Given our country is a signatory to CITES (Convention on International Trade in Endangered Species of Wild Fauna and Flora), which is supposed to ensure that the international trade in animals and plants does not threaten their survival, I was shocked to hear that CITES has not been modernised since it entered in to force in 1975.
CITES still uses the 1970s paper-based system to facilitate and monitor the legal trade in endangered species. It is astonishing that this is still the case in the 21st century, particularly given the legal trade is valued at over US$320 Billion annually. There can be NO excuse for any country to maintain this obsolete system.
The transition to an electronic permit system, which is fully integrated with customs to ensure traceability from source to destination, is long overdue, particularly since this archaic system means that is easy to launder of illegal items into the legal marketplace. In addition, it is critically important that any electronic permit system is secure and trustworthy. So, I was delighted to hear that the eCITES BaseSolution was developed jointly between CITES, UNCTAD, with the support of the Swiss and Sri Lankan Governments.
To-date, Sri Lanka is the only CITES signatory country to implement this system and this needs to change. Rolling out the eCITES BaseSolution over all 183 signatory parties will cost in the region of US$30 Million in total, with the first 20 signatories costing US$3 Million. For a legal trade worth over US$320 Billion annually, these roll-out costs are minimal.
Whilst wealthy countries should cover the cost themselves, donations should be made for developing countries to implement the eCITES BaseSolution; such donations can be made available via the World Bank’s Global Wildlife Program.

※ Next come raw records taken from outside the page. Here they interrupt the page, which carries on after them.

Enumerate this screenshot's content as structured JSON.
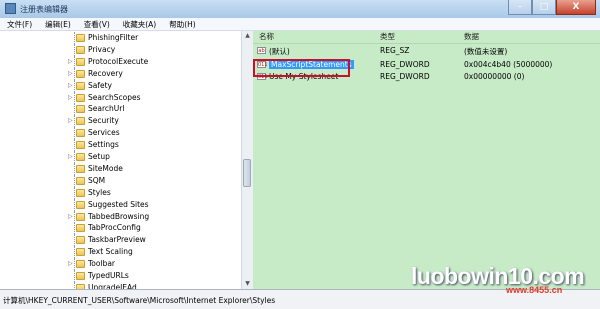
{
  "window": {
    "title": "注册表编辑器",
    "minimize": "–",
    "maximize": "□",
    "close": "X"
  },
  "menu": [
    "文件(F)",
    "编辑(E)",
    "查看(V)",
    "收藏夹(A)",
    "帮助(H)"
  ],
  "tree": {
    "items": [
      {
        "label": "PhishingFilter",
        "expandable": false
      },
      {
        "label": "Privacy",
        "expandable": false
      },
      {
        "label": "ProtocolExecute",
        "expandable": true
      },
      {
        "label": "Recovery",
        "expandable": true
      },
      {
        "label": "Safety",
        "expandable": true
      },
      {
        "label": "SearchScopes",
        "expandable": true
      },
      {
        "label": "SearchUrl",
        "expandable": false
      },
      {
        "label": "Security",
        "expandable": true
      },
      {
        "label": "Services",
        "expandable": false
      },
      {
        "label": "Settings",
        "expandable": false
      },
      {
        "label": "Setup",
        "expandable": true
      },
      {
        "label": "SiteMode",
        "expandable": false
      },
      {
        "label": "SQM",
        "expandable": false
      },
      {
        "label": "Styles",
        "expandable": false
      },
      {
        "label": "Suggested Sites",
        "expandable": false
      },
      {
        "label": "TabbedBrowsing",
        "expandable": true
      },
      {
        "label": "TabProcConfig",
        "expandable": false
      },
      {
        "label": "TaskbarPreview",
        "expandable": false
      },
      {
        "label": "Text Scaling",
        "expandable": false
      },
      {
        "label": "Toolbar",
        "expandable": true
      },
      {
        "label": "TypedURLs",
        "expandable": false
      },
      {
        "label": "UpgradeIEAd",
        "expandable": false
      }
    ]
  },
  "values": {
    "headers": {
      "name": "名称",
      "type": "类型",
      "data": "数据"
    },
    "rows": [
      {
        "name": "(默认)",
        "type": "REG_SZ",
        "data": "(数值未设置)",
        "icon": "ab",
        "selected": false
      },
      {
        "name": "MaxScriptStatements",
        "type": "REG_DWORD",
        "data": "0x004c4b40 (5000000)",
        "icon": "011",
        "selected": true
      },
      {
        "name": "Use My Stylesheet",
        "type": "REG_DWORD",
        "data": "0x00000000 (0)",
        "icon": "011",
        "selected": false
      }
    ]
  },
  "status": {
    "path": "计算机\\HKEY_CURRENT_USER\\Software\\Microsoft\\Internet Explorer\\Styles"
  },
  "watermark": {
    "main": "luobowin10.com",
    "sub": "www.8455.cn"
  },
  "colors": {
    "right_pane_bg": "#c7ebc7",
    "selection": "#3399ff",
    "highlight_border": "#c8102e"
  }
}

As my local MP, I request that you seek support from our government and the responsible department to implement the eCITES BaseSolution not only in our own country, but across all CITES signatory parties by the next CITES Conference of the Parties in 2025.
As part of this support, and to ensure that implementation occurs with the urgency needed – given an electronic permit system has been discussed for nearly a decade without any progress – any signatory party that refuses to implement the eCITES BaseSolution or wants to implement an electronic permit system of their own design, which is not considered to be as secure, and so is less trustworthy, must have trade restrictions imposed, this may take the form of reduced export and/or import quotas.
In not modernising this CITES permit and trade monitoring system in nearly 50 years, we as a signatory, have let down the world’s precious wildlife and the natural world more broadly. This needs to change, urgently, by closing the loopholes that this obsolete permit system provides to traffickers.
I look forward to a response addressing the precise points raised above. Please note I am not interested in a response consisting of banal statements about the government’s current commitment to tackling the illegal wildlife trade.